It’s 8,341.15 miles from Syracuse to Grahamstown, according to the website Distance Between Cities. Even traveling at more than 500 miles an hour, it takes about 17 hours by air to get there. The trek from the SU campus to ITC, the Institute of Technology at Syracuse Central, which is home to our high school contingent on the trip? About a mile or so, or .00011989 of the distance to Grahamstown.

Let’s back up.

I organized and led an SU team of student journalists that visited Grahamstown in 2010, also over winter break, to work on storytelling skills. We had such a good time, and such a productive time, that the only question was: “When will we go back?” This is a complicated endeavor to arrange, but the pieces finally came together for a return trip. We invited the Syracuse City School District to send a group of a half-dozen with us, and I was pleased when administrators said “yes.” They chose Assistant Superintendent Anthony Davis, who is in charge of all the high schools; social studies teacher Kathleen Argus; and four ITC high school students with an interest in storytelling — mainly through photography.


For years, The Stand has worked off and on with ITC students in that school’s media track, and the Newhouse School hosted a group for “ITC Day” two years ago. That six-hour “get to know you” visit was exceeded considerably by our two-week stay in Grahamstown, a city we chose because it is so much like Syracuse. And it has a well-known journalism school at Rhodes University that, like SU, is situated on a hill.

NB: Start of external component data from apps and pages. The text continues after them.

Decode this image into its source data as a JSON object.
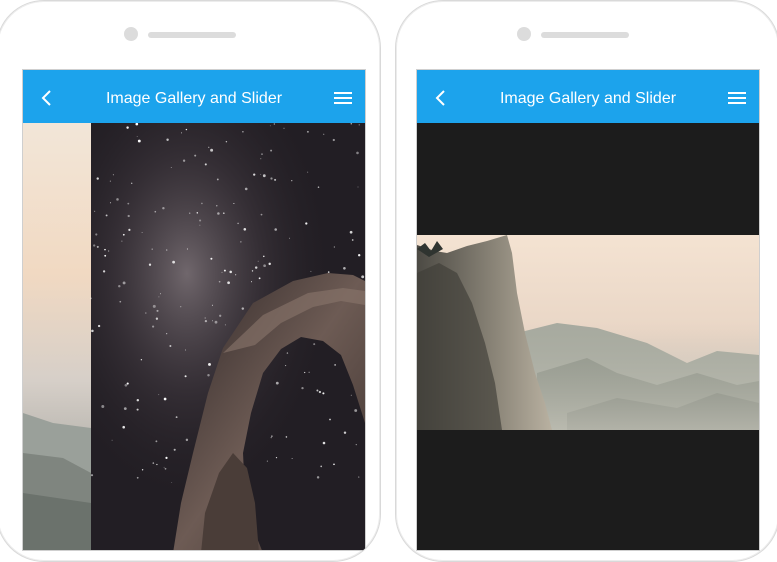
{
  "app": {
    "title": "Image Gallery and Slider"
  },
  "icons": {
    "back": "chevron-left-icon",
    "menu": "hamburger-menu-icon"
  },
  "colors": {
    "appbar": "#1ca3ec",
    "viewer_background": "#1c1c1c"
  },
  "phones": [
    {
      "screen": "slider-transition",
      "images": [
        "valley-sunrise-photo",
        "starry-night-arch-photo"
      ]
    },
    {
      "screen": "image-viewer",
      "images": [
        "cliff-valley-photo"
      ]
    }
  ]
}
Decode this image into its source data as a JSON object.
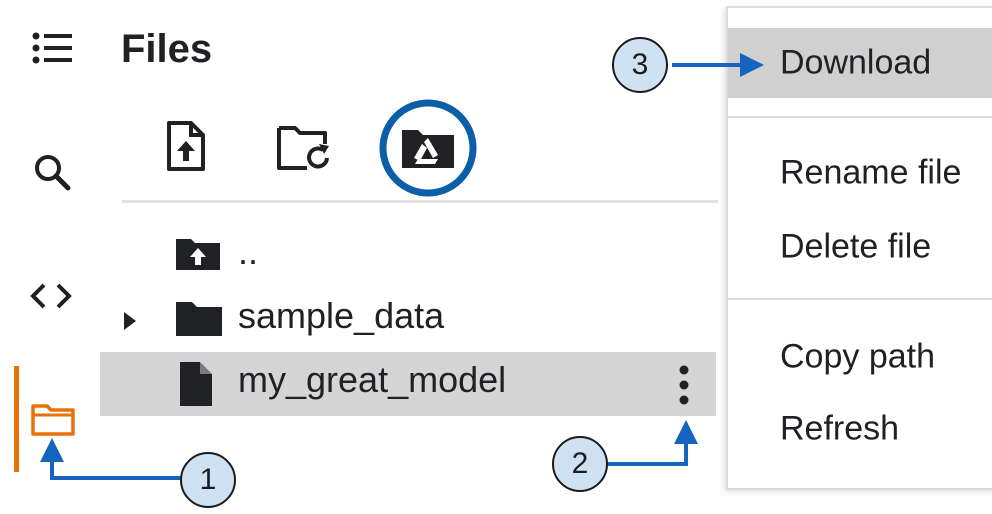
{
  "header": {
    "title": "Files"
  },
  "tree": {
    "parent": "..",
    "folder": "sample_data",
    "file": "my_great_model"
  },
  "menu": {
    "items": [
      {
        "label": "Download",
        "highlighted": true
      },
      {
        "label": "Rename file"
      },
      {
        "label": "Delete file"
      },
      {
        "label": "Copy path"
      },
      {
        "label": "Refresh"
      }
    ]
  },
  "callouts": {
    "one": "1",
    "two": "2",
    "three": "3"
  },
  "colors": {
    "accent": "#e8710a",
    "callout_arrow": "#1565c0",
    "callout_fill": "#cfe2f3",
    "selected_row": "#d5d5d5",
    "highlight_ring": "#0b5ea8"
  }
}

Much of our work in Grahamstown was in the township where the black population is concentrated (and segregated) on the side of the city opposite from Rhodes. Each of the four ITC high-schoolers was paired with a township student participating in a local nonprofit called Inkululeko (“Freedom”) that was created to help township teens do better in classes.

Getting to know — and to watch — the high school group was a special treat, including a visit they made to the mud-and-metal home that one of our local guides built for himself and his girlfriend in six days. Zukisani Lamani got tired of waiting for a government-subsidized home that had been promised, so he built his own. No electricity, no running water, and no indoor plumbing of any kind. It was a home he was proud of, as he well should be.

We arranged a number of activities to bring the eight ITC-Inkululeko teens together, but it was a spontaneous round of UNO, the card game, that bridged the gap best.

There’s a lesson there, too. It works, but you don’t have to go halfway around the world to meet someone, and you don’t have to arrange special “get to know you” events to make things happen.

This print issue — out this Saturday, Feb. 3 — includes short essays from each of the four ITC students, and portraits of them with their Inkululeko partners.

The theme of our two Grahamstown trips has been that no matter where you go — across town or around the globe — you’ll find that people are more alike than different.

Seems the ITC group is on board with that, too.

 

 

— By Steve Davis, Founder of The Stand